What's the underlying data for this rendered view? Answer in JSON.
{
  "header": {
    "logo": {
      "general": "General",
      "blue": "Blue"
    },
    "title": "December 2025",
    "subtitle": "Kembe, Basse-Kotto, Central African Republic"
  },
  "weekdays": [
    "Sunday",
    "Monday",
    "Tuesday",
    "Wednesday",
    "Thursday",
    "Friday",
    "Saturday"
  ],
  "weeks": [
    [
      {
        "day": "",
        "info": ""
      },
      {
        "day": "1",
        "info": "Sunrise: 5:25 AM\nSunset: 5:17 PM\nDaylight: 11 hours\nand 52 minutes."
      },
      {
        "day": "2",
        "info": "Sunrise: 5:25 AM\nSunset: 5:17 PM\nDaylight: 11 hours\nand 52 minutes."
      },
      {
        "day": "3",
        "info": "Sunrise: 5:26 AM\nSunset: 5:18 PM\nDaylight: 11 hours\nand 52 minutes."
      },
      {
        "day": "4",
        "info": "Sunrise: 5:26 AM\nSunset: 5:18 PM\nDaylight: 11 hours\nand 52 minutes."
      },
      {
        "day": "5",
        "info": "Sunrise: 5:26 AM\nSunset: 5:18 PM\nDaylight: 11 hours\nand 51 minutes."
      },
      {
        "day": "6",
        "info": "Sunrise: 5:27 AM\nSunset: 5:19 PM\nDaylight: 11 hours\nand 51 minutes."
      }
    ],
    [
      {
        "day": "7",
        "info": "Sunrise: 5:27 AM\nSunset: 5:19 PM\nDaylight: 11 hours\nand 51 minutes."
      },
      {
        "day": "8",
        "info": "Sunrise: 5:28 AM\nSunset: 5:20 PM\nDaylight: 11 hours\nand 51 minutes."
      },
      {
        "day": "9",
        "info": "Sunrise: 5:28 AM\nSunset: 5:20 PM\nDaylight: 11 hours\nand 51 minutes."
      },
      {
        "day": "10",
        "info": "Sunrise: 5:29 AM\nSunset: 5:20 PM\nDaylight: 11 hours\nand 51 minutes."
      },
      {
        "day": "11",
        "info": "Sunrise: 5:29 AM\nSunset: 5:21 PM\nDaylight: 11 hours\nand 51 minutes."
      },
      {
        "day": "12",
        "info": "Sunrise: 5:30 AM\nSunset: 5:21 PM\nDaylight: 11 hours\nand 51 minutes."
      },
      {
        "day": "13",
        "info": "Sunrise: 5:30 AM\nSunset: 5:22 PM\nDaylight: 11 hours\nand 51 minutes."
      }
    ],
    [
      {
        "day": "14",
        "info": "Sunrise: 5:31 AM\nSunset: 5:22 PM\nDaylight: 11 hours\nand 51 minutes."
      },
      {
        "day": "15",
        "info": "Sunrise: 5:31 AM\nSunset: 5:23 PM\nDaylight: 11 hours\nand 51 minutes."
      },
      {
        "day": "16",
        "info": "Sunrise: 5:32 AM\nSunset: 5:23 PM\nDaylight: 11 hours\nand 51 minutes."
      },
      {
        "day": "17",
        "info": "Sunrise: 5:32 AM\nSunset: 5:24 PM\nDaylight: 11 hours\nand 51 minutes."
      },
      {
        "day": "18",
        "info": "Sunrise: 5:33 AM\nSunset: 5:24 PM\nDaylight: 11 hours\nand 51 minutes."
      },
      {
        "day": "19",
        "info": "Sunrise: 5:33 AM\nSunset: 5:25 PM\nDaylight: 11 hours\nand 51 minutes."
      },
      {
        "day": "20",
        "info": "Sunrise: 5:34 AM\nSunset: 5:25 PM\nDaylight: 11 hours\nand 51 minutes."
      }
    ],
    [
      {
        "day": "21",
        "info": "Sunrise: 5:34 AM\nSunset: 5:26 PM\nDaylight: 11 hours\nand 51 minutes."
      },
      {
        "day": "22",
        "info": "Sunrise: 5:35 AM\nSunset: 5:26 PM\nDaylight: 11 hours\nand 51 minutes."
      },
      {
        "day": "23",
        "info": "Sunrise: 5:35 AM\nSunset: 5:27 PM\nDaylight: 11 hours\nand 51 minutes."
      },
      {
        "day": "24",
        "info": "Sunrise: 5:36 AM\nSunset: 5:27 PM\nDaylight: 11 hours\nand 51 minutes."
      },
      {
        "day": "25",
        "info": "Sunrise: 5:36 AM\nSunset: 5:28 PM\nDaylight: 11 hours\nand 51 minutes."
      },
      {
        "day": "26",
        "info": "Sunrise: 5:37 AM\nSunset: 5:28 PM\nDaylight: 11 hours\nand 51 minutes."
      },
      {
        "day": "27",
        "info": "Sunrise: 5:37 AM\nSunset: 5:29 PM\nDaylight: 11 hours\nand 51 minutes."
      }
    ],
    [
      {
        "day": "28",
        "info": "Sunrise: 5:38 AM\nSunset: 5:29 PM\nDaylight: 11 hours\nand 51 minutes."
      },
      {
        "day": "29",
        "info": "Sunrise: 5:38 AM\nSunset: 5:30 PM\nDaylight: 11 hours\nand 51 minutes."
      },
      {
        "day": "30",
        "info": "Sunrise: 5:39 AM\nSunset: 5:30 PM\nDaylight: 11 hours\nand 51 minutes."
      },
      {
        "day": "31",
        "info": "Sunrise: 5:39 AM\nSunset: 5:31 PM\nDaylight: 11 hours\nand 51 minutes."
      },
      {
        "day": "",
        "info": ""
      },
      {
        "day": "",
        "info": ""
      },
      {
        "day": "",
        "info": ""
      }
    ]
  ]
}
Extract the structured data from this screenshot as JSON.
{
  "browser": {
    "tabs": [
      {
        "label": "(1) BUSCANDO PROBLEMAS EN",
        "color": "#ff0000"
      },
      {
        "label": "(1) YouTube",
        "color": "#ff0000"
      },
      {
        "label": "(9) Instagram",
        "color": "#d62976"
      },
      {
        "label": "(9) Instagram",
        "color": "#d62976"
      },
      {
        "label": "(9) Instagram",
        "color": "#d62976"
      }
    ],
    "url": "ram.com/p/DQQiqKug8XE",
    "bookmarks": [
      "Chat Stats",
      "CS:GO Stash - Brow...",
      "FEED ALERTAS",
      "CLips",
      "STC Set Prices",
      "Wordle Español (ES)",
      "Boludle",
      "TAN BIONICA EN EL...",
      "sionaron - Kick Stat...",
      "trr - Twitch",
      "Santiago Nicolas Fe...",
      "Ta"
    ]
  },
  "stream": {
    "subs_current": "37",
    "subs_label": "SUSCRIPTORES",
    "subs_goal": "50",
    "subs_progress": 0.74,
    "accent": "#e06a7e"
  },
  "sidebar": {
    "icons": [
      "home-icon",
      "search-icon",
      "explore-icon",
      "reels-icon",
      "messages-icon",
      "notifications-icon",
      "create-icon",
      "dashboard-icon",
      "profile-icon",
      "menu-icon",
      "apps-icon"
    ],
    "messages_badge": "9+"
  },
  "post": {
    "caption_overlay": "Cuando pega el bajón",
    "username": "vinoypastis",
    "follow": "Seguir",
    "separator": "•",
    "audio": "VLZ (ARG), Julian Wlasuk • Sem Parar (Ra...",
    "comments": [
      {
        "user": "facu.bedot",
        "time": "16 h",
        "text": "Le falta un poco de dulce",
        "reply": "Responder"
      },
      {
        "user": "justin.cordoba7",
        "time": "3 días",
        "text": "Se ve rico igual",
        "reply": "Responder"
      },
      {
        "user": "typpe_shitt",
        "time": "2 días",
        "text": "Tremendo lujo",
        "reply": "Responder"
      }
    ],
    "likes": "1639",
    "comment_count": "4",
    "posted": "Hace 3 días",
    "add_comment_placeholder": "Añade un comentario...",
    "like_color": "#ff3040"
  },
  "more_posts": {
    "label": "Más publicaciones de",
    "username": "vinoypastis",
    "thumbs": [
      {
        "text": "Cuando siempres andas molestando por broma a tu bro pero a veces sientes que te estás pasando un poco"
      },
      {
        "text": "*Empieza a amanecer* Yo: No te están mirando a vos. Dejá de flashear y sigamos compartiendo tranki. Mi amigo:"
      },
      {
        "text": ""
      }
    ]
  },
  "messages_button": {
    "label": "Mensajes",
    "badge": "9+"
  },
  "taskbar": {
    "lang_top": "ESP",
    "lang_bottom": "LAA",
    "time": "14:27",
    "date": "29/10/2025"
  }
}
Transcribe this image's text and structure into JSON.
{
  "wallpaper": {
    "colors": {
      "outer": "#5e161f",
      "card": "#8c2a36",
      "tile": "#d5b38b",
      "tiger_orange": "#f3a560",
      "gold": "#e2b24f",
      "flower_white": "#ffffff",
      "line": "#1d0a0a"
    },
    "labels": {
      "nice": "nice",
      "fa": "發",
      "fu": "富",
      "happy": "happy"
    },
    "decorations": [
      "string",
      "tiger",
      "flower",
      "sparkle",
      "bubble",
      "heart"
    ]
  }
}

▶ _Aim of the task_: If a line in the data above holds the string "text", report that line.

▶ _Response to this task_:
        "text": "Le falta un poco de dulce",
        "text": "Se ve rico igual",
        "text": "Tremendo lujo",
        "text": "Cuando siempres andas molestando por broma a tu bro pero a veces sientes que te estás pasando un poco"
        "text": "*Empieza a amanecer* Yo: No te están mirando a vos. Dejá de flashear y sigamos compartiendo tranki. Mi amigo:"
        "text": ""
Transcribe this image's text and structure into JSON.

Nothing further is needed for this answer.